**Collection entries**

===

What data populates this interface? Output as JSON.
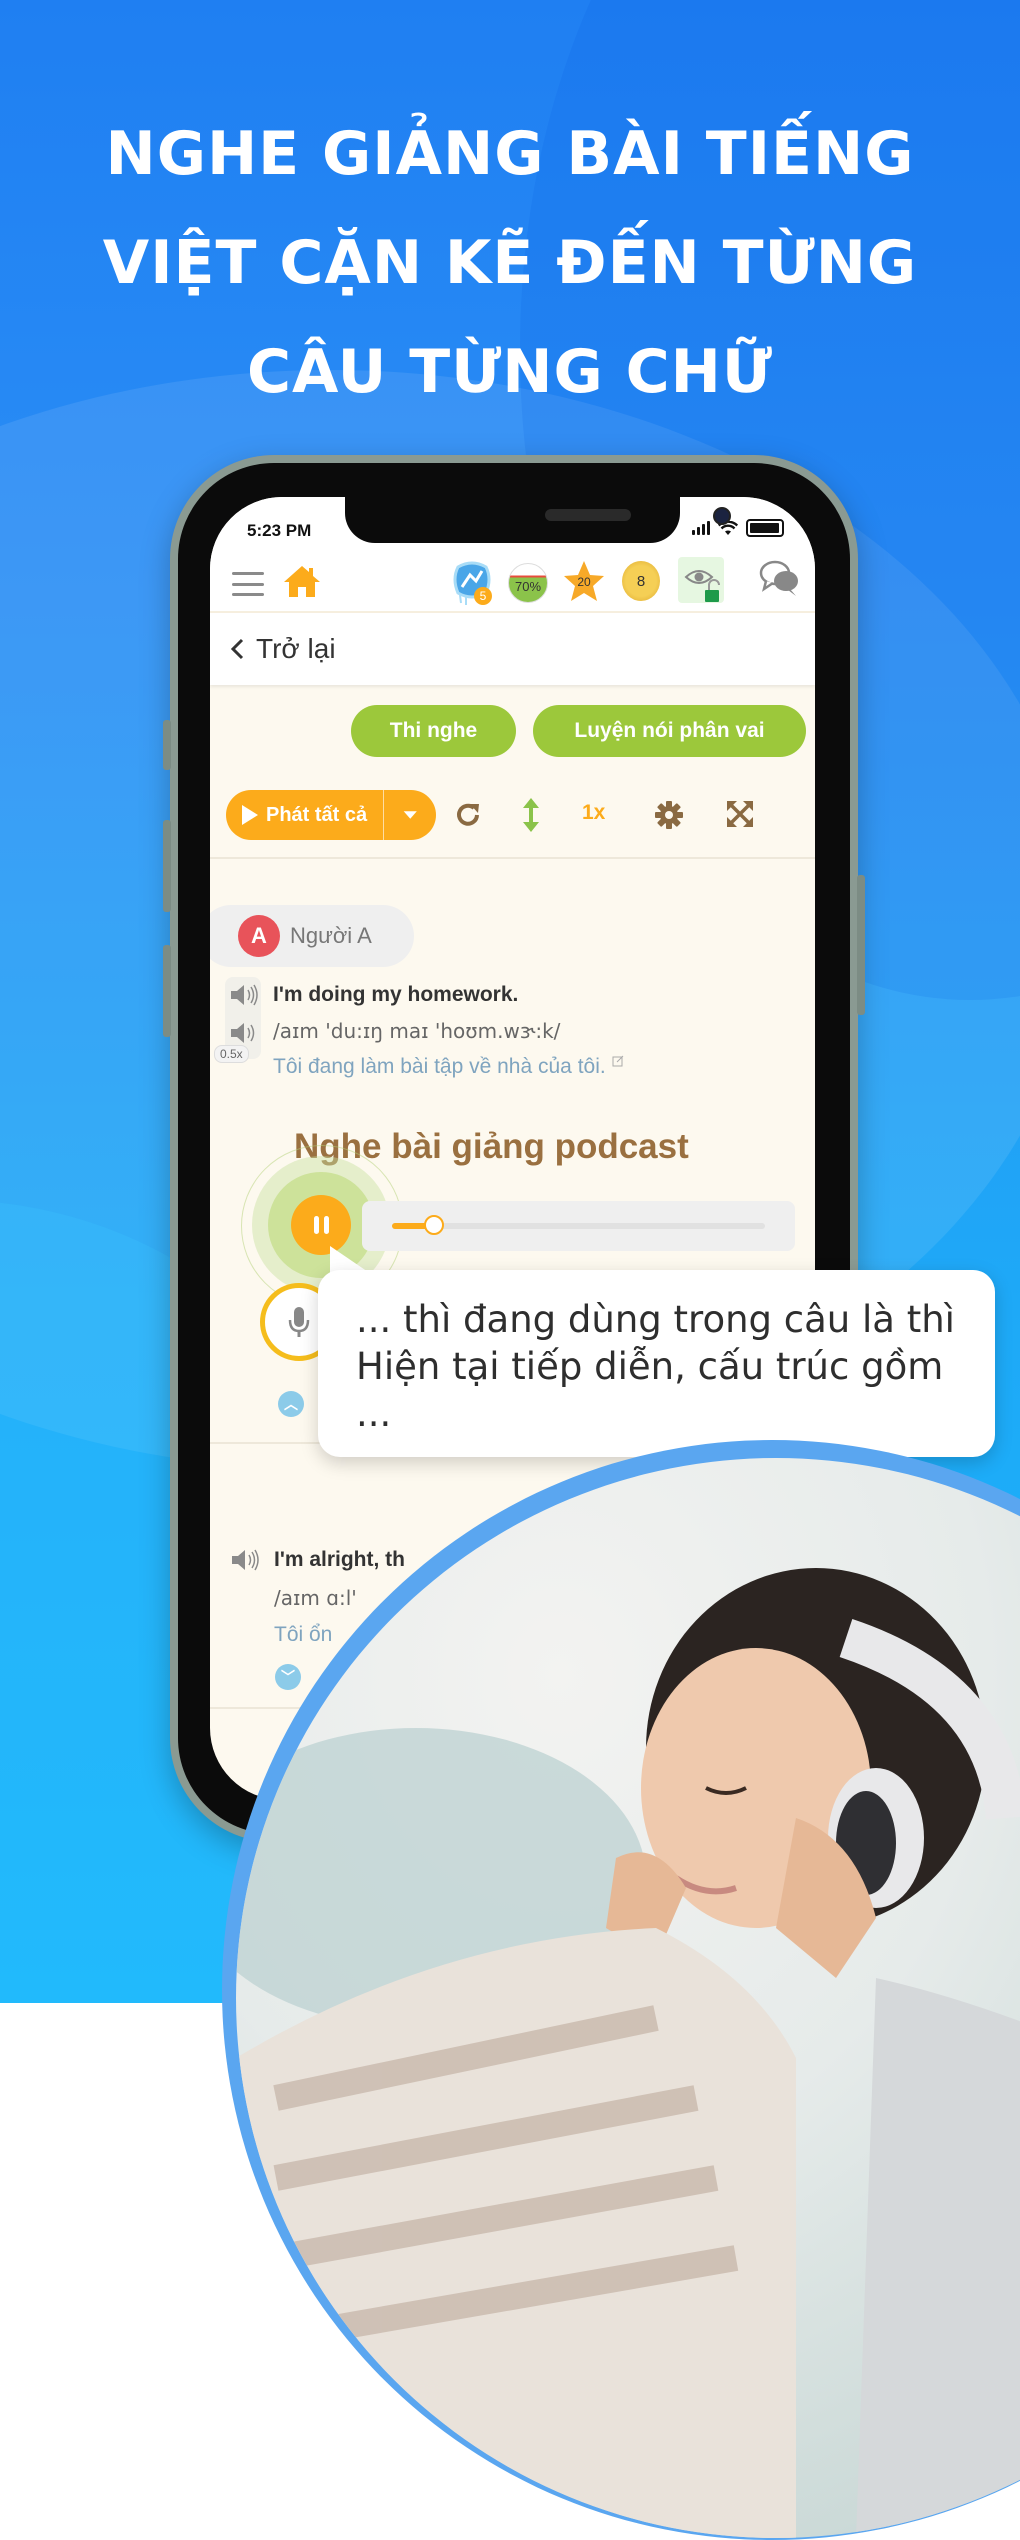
{
  "headline": {
    "lines": [
      "NGHE GIẢNG BÀI TIẾNG",
      "VIỆT CẶN KẼ ĐẾN TỪNG",
      "CÂU TỪNG CHỮ"
    ]
  },
  "status_bar": {
    "time": "5:23 PM"
  },
  "top_bar": {
    "streak_freeze_count": "5",
    "progress_percent": "70%",
    "progress_value": 0.7,
    "stars": "20",
    "coins": "8"
  },
  "nav": {
    "back_label": "Trở lại"
  },
  "actions": {
    "listen_test": "Thi nghe",
    "roleplay": "Luyện nói phân vai"
  },
  "toolbar": {
    "play_all": "Phát tất cả",
    "speed": "1x"
  },
  "dialogue": [
    {
      "speaker_initial": "A",
      "speaker_name": "Người A",
      "english": "I'm doing my homework.",
      "ipa": "/aɪm 'du:ɪŋ maɪ 'hoʊm.wɝ:k/",
      "vietnamese": "Tôi đang làm bài tập về nhà của tôi.",
      "slow_speed": "0.5x"
    },
    {
      "english": "I'm alright, th",
      "ipa": "/aɪm ɑ:l'",
      "vietnamese": "Tôi ổn"
    }
  ],
  "podcast": {
    "title": "Nghe bài giảng podcast",
    "progress": 0.11,
    "state": "playing"
  },
  "bubble": {
    "text": "... thì đang dùng trong câu là thì Hiện tại tiếp diễn, cấu trúc gồm ..."
  },
  "colors": {
    "accent_orange": "#fcab1b",
    "accent_green": "#9cc83b",
    "podcast_brown": "#9a7040",
    "background_blue": "#1f7ff2"
  }
}
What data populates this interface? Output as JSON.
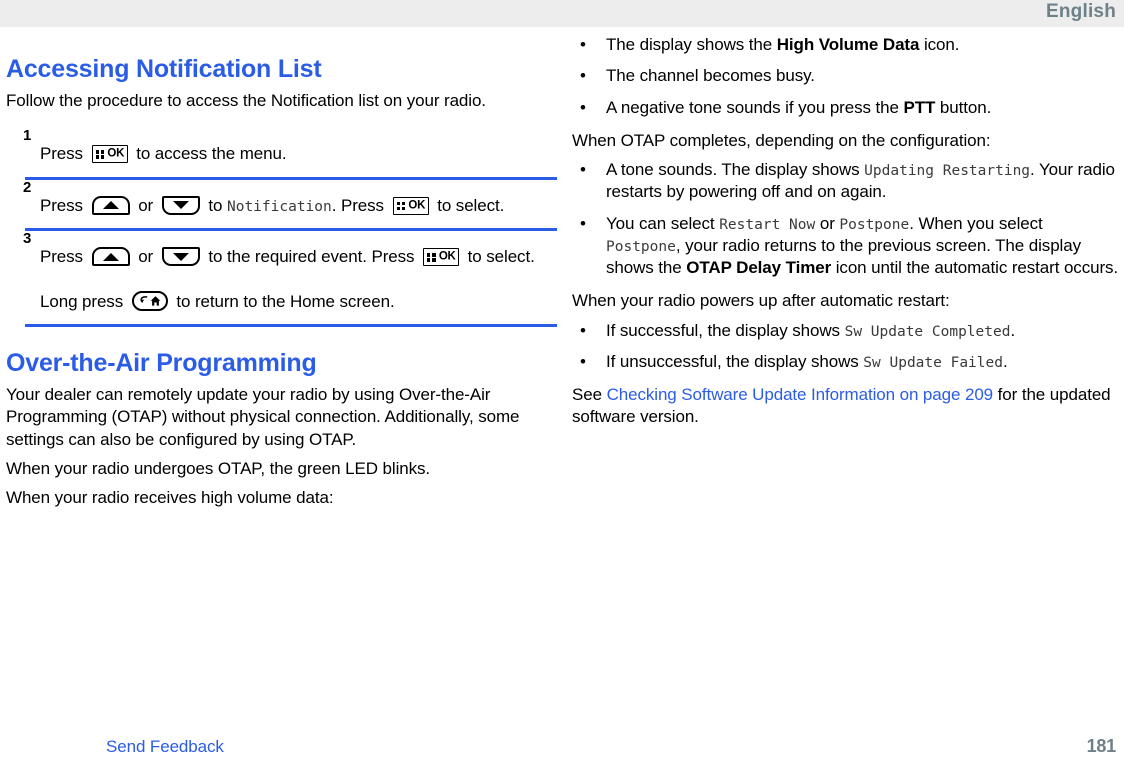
{
  "header": {
    "language": "English"
  },
  "footer": {
    "send_feedback": "Send Feedback",
    "page_number": "181"
  },
  "colors": {
    "heading_blue": "#2b5ce6",
    "link_blue": "#2b5ce6",
    "rule_blue": "#2b5ce6",
    "header_bg": "#ededed",
    "header_text": "#6e8189",
    "display_text": "#3a3a3a"
  },
  "left_column": {
    "section_1": {
      "heading": "Accessing Notification List",
      "intro": "Follow the procedure to access the Notification list on your radio.",
      "steps": [
        {
          "number": "1",
          "lines": [
            {
              "parts": [
                {
                  "type": "text",
                  "value": "Press "
                },
                {
                  "type": "icon",
                  "icon": "ok-menu-key"
                },
                {
                  "type": "text",
                  "value": " to access the menu."
                }
              ]
            }
          ]
        },
        {
          "number": "2",
          "lines": [
            {
              "parts": [
                {
                  "type": "text",
                  "value": "Press "
                },
                {
                  "type": "icon",
                  "icon": "up-arrow-key"
                },
                {
                  "type": "text",
                  "value": " or "
                },
                {
                  "type": "icon",
                  "icon": "down-arrow-key"
                },
                {
                  "type": "text",
                  "value": " to "
                },
                {
                  "type": "display",
                  "value": "Notification"
                },
                {
                  "type": "text",
                  "value": ". Press "
                },
                {
                  "type": "icon",
                  "icon": "ok-menu-key"
                },
                {
                  "type": "text",
                  "value": " to select."
                }
              ]
            }
          ]
        },
        {
          "number": "3",
          "lines": [
            {
              "parts": [
                {
                  "type": "text",
                  "value": "Press "
                },
                {
                  "type": "icon",
                  "icon": "up-arrow-key"
                },
                {
                  "type": "text",
                  "value": " or "
                },
                {
                  "type": "icon",
                  "icon": "down-arrow-key"
                },
                {
                  "type": "text",
                  "value": " to the required event. Press "
                },
                {
                  "type": "icon",
                  "icon": "ok-menu-key"
                },
                {
                  "type": "text",
                  "value": " to select."
                }
              ]
            },
            {
              "parts": [
                {
                  "type": "text",
                  "value": "Long press "
                },
                {
                  "type": "icon",
                  "icon": "back-home-key"
                },
                {
                  "type": "text",
                  "value": " to return to the Home screen."
                }
              ]
            }
          ]
        }
      ]
    },
    "section_2": {
      "heading": "Over-the-Air Programming",
      "paragraphs": [
        "Your dealer can remotely update your radio by using Over-the-Air Programming (OTAP) without physical connection. Additionally, some settings can also be configured by using OTAP.",
        "When your radio undergoes OTAP, the green LED blinks.",
        "When your radio receives high volume data:"
      ]
    }
  },
  "right_column": {
    "high_volume_bullets": [
      {
        "parts": [
          {
            "type": "text",
            "value": "The display shows the "
          },
          {
            "type": "bold",
            "value": "High Volume Data"
          },
          {
            "type": "text",
            "value": " icon."
          }
        ]
      },
      {
        "parts": [
          {
            "type": "text",
            "value": "The channel becomes busy."
          }
        ]
      },
      {
        "parts": [
          {
            "type": "text",
            "value": "A negative tone sounds if you press the "
          },
          {
            "type": "bold",
            "value": "PTT"
          },
          {
            "type": "text",
            "value": " button."
          }
        ]
      }
    ],
    "otap_completes_intro": "When OTAP completes, depending on the configuration:",
    "otap_completes_bullets": [
      {
        "parts": [
          {
            "type": "text",
            "value": "A tone sounds. The display shows "
          },
          {
            "type": "display",
            "value": "Updating Restarting"
          },
          {
            "type": "text",
            "value": ". Your radio restarts by powering off and on again."
          }
        ]
      },
      {
        "parts": [
          {
            "type": "text",
            "value": "You can select "
          },
          {
            "type": "display",
            "value": "Restart Now"
          },
          {
            "type": "text",
            "value": " or "
          },
          {
            "type": "display",
            "value": "Postpone"
          },
          {
            "type": "text",
            "value": ". When you select "
          },
          {
            "type": "display",
            "value": "Postpone"
          },
          {
            "type": "text",
            "value": ", your radio returns to the previous screen. The display shows the "
          },
          {
            "type": "bold",
            "value": "OTAP Delay Timer"
          },
          {
            "type": "text",
            "value": " icon until the automatic restart occurs."
          }
        ]
      }
    ],
    "powers_up_intro": "When your radio powers up after automatic restart:",
    "powers_up_bullets": [
      {
        "parts": [
          {
            "type": "text",
            "value": "If successful, the display shows "
          },
          {
            "type": "display",
            "value": "Sw Update Completed"
          },
          {
            "type": "text",
            "value": "."
          }
        ]
      },
      {
        "parts": [
          {
            "type": "text",
            "value": "If unsuccessful, the display shows "
          },
          {
            "type": "display",
            "value": "Sw Update Failed"
          },
          {
            "type": "text",
            "value": "."
          }
        ]
      }
    ],
    "see_also": {
      "prefix": "See ",
      "link_text": "Checking Software Update Information on page 209",
      "suffix": " for the updated software version."
    }
  },
  "icons": {
    "ok-menu-key": {
      "name": "ok-menu-key-icon",
      "label": "OK"
    },
    "up-arrow-key": {
      "name": "up-arrow-key-icon"
    },
    "down-arrow-key": {
      "name": "down-arrow-key-icon"
    },
    "back-home-key": {
      "name": "back-home-key-icon"
    }
  }
}
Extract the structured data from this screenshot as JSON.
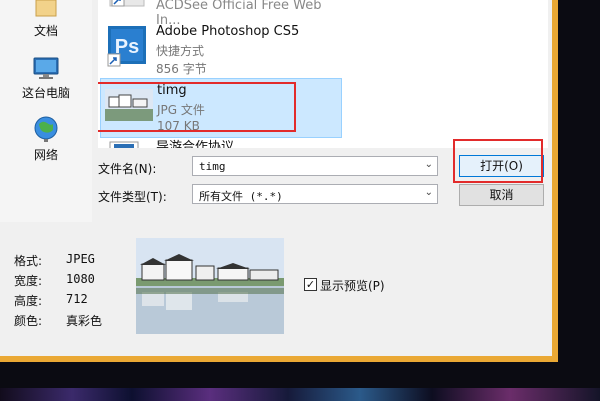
{
  "places": [
    {
      "label": "文档",
      "icon": "documents-icon"
    },
    {
      "label": "这台电脑",
      "icon": "this-pc-icon"
    },
    {
      "label": "网络",
      "icon": "network-icon"
    }
  ],
  "files": [
    {
      "name": "ACDSee Official Free Web In...",
      "type": "",
      "size": ""
    },
    {
      "name": "Adobe Photoshop CS5",
      "type": "快捷方式",
      "size": "856 字节",
      "icon_text": "Ps"
    },
    {
      "name": "timg",
      "type": "JPG 文件",
      "size": "107 KB"
    },
    {
      "name": "导游合作协议",
      "type": "",
      "size": ""
    }
  ],
  "form": {
    "filename_label": "文件名(N):",
    "filename_value": "timg",
    "filetype_label": "文件类型(T):",
    "filetype_value": "所有文件 (*.*)",
    "open_label": "打开(O)",
    "cancel_label": "取消"
  },
  "properties": [
    {
      "label": "格式:",
      "value": "JPEG"
    },
    {
      "label": "宽度:",
      "value": "1080"
    },
    {
      "label": "高度:",
      "value": "712"
    },
    {
      "label": "颜色:",
      "value": "真彩色"
    }
  ],
  "preview_check": {
    "label": "显示预览(P)",
    "checked": true
  },
  "colors": {
    "frame": "#eaa834",
    "selection": "#cce8ff",
    "highlight": "#e22b2b",
    "ps_blue": "#1c6fb8"
  }
}
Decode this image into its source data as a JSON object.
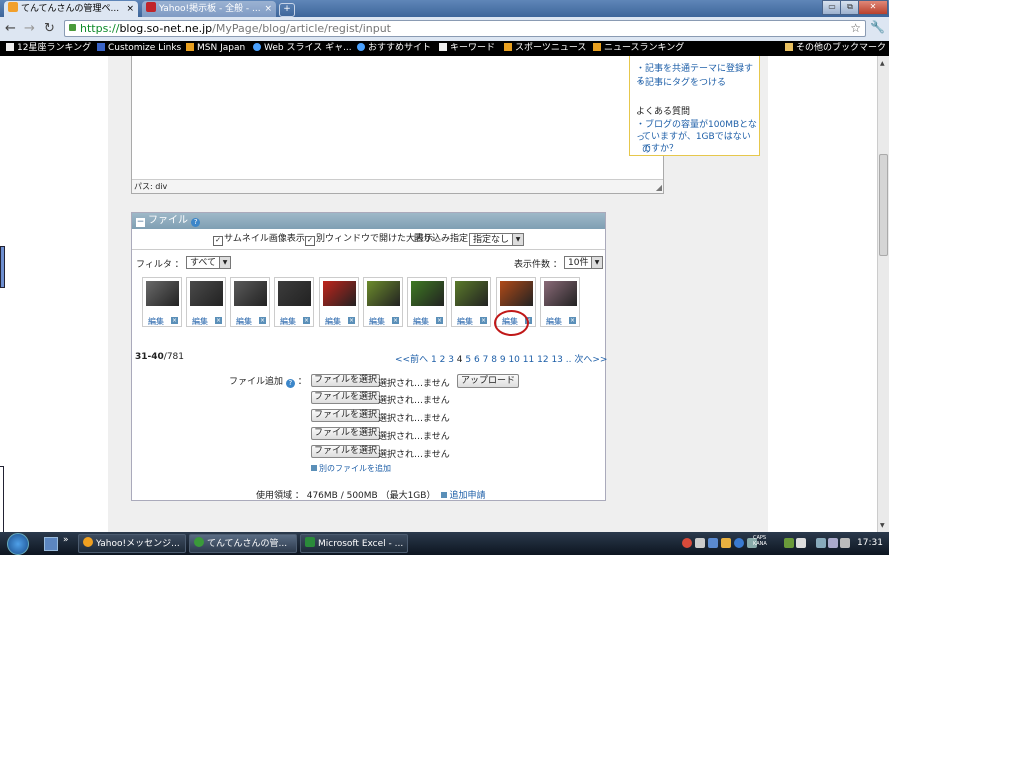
{
  "browser": {
    "tabs": [
      {
        "title": "てんてんさんの管理ペ...",
        "close": "×",
        "active": true,
        "favicon_color": "#f2a02b"
      },
      {
        "title": "Yahoo!掲示板 - 全般 - ...",
        "close": "×",
        "active": false,
        "favicon_color": "#c0242a"
      }
    ],
    "new_tab": "+",
    "window_controls": [
      "▭",
      "⧉",
      "✕"
    ],
    "address": {
      "scheme": "https://",
      "host": "blog.so-net.ne.jp",
      "path": "/MyPage/blog/article/regist/input"
    },
    "nav": {
      "back": "←",
      "forward": "→",
      "reload": "↻",
      "star": "☆",
      "wrench": "🔧"
    },
    "bookmarks": [
      {
        "label": "12星座ランキング",
        "icon": "page-icon"
      },
      {
        "label": "Customize Links",
        "icon": "m-icon"
      },
      {
        "label": "MSN Japan",
        "icon": "yahoo-icon"
      },
      {
        "label": "Web スライス ギャ...",
        "icon": "ie-icon"
      },
      {
        "label": "おすすめサイト",
        "icon": "ie-icon"
      },
      {
        "label": "キーワード",
        "icon": "page-icon"
      },
      {
        "label": "スポーツニュース",
        "icon": "yahoo-icon"
      },
      {
        "label": "ニュースランキング",
        "icon": "yahoo-icon"
      }
    ],
    "other_bookmarks": "その他のブックマーク"
  },
  "editor": {
    "path_label": "パス: div"
  },
  "help": {
    "links_top": [
      "記事を共通テーマに登録する",
      "記事にタグをつける"
    ],
    "faq_title": "よくある質問",
    "faq_lines": [
      "ブログの容量が100MBとなっ",
      "ていますが、1GBではないの",
      "ですか？"
    ]
  },
  "files": {
    "header": "ファイル",
    "help_icon": "?",
    "options": {
      "thumbnail": "サムネイル画像表示",
      "new_window": "別ウィンドウで開けた大表示",
      "wrap_label": "回り込み指定：",
      "wrap_value": "指定なし"
    },
    "filter_label": "フィルタ ：",
    "filter_value": "すべて",
    "count_label": "表示件数 ：",
    "count_value": "10件",
    "thumb_edit_label": "編集",
    "thumb_delete_label": "×",
    "thumbnails": [
      {
        "color": "#6a6a6a"
      },
      {
        "color": "#4a4a4a"
      },
      {
        "color": "#5a5a5a"
      },
      {
        "color": "#3c3c3c"
      },
      {
        "color": "#c0241c"
      },
      {
        "color": "#6c8c2c"
      },
      {
        "color": "#3e7a22"
      },
      {
        "color": "#5a7a2a"
      },
      {
        "color": "#b04a18"
      },
      {
        "color": "#8a6a78"
      }
    ],
    "range": {
      "from_to": "31-40",
      "total": "/781"
    },
    "pager": {
      "prev": "<<前へ",
      "pages": [
        "1",
        "2",
        "3",
        "4",
        "5",
        "6",
        "7",
        "8",
        "9",
        "10",
        "11",
        "12",
        "13"
      ],
      "current": "4",
      "ellipsis": "..",
      "next": "次へ>>"
    },
    "add_label": "ファイル追加",
    "add_colon": "：",
    "choose_button": "ファイルを選択",
    "file_status_first": "選択され…ません",
    "file_status": "選択され…ません",
    "upload_button": "アップロード",
    "add_more": "別のファイルを追加",
    "usage": "使用領域 ： 476MB / 500MB （最大1GB）",
    "usage_request": "追加申請"
  },
  "taskbar": {
    "tasks": [
      {
        "label": "Yahoo!メッセンジ...",
        "icon_color": "#f0a020"
      },
      {
        "label": "てんてんさんの管...",
        "icon_color": "#3a9a3a"
      },
      {
        "label": "Microsoft Excel - ...",
        "icon_color": "#2a8a3a"
      }
    ],
    "caps": [
      "CAPS",
      "KANA"
    ],
    "clock": "17:31"
  }
}
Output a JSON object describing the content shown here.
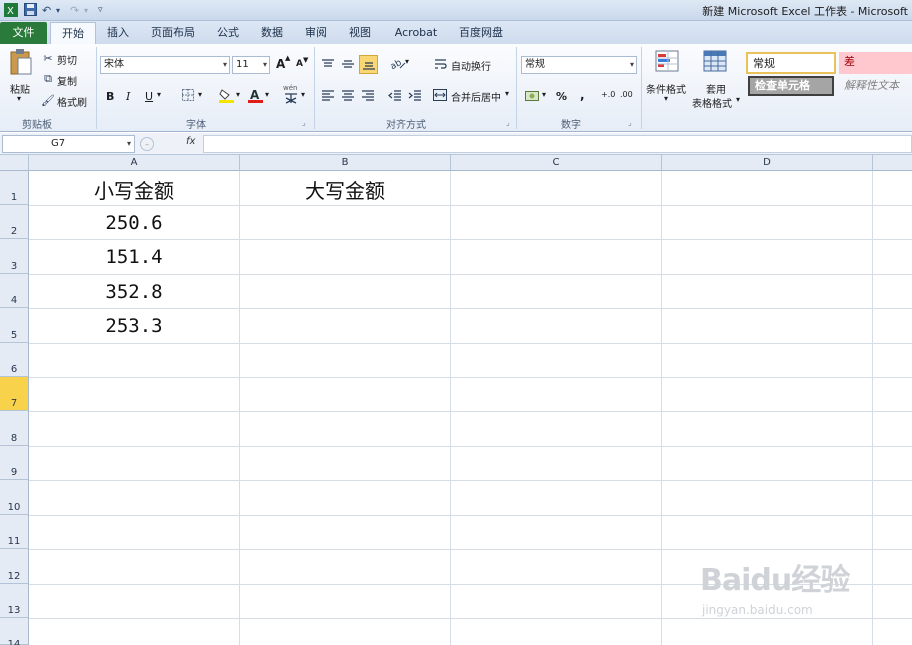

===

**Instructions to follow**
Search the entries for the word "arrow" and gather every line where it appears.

**Answer for this exercise**
                  "icon": "up-arrow-key"
                  "icon": "down-arrow-key"
                  "icon": "up-arrow-key"
                  "icon": "down-arrow-key"
    "up-arrow-key": {
      "name": "up-arrow-key-icon"
    "down-arrow-key": {
      "name": "down-arrow-key-icon"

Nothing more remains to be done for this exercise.